**TASK INSTRUCTIONS:** If a line holds the word "control", copy it from the entries.

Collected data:
::::
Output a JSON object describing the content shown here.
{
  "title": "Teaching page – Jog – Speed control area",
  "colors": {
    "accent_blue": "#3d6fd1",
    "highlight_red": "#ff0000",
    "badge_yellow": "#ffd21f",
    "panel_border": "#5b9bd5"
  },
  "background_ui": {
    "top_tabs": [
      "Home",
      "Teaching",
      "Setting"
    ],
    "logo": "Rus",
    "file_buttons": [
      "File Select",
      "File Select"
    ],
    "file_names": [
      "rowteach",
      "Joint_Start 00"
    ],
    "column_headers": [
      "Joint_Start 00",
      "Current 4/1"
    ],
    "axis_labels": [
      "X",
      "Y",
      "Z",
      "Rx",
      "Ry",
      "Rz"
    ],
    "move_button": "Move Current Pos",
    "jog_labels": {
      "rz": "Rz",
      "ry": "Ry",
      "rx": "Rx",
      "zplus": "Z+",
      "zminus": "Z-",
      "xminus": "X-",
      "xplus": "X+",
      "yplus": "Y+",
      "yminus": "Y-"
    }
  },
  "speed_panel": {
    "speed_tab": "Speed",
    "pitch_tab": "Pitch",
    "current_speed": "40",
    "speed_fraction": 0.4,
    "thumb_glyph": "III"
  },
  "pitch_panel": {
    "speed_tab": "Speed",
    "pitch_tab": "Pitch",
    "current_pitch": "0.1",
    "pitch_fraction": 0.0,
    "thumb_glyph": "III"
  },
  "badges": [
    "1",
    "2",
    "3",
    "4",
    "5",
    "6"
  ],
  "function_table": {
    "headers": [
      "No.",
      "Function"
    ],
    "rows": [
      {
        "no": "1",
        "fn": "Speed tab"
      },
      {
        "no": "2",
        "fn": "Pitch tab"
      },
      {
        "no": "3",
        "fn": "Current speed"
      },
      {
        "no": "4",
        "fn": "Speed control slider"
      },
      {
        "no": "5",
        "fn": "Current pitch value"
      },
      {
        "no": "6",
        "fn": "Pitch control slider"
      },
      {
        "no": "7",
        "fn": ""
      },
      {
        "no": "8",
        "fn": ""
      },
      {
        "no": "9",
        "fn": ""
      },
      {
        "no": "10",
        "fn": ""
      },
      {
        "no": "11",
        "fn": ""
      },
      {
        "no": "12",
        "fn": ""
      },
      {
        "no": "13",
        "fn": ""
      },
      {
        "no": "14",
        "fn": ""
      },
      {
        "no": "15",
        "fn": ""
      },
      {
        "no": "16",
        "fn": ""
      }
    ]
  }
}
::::
**EXERCISE OUTPUT:**
  "title": "Teaching page – Jog – Speed control area",
        "fn": "Speed control slider"
        "fn": "Pitch control slider"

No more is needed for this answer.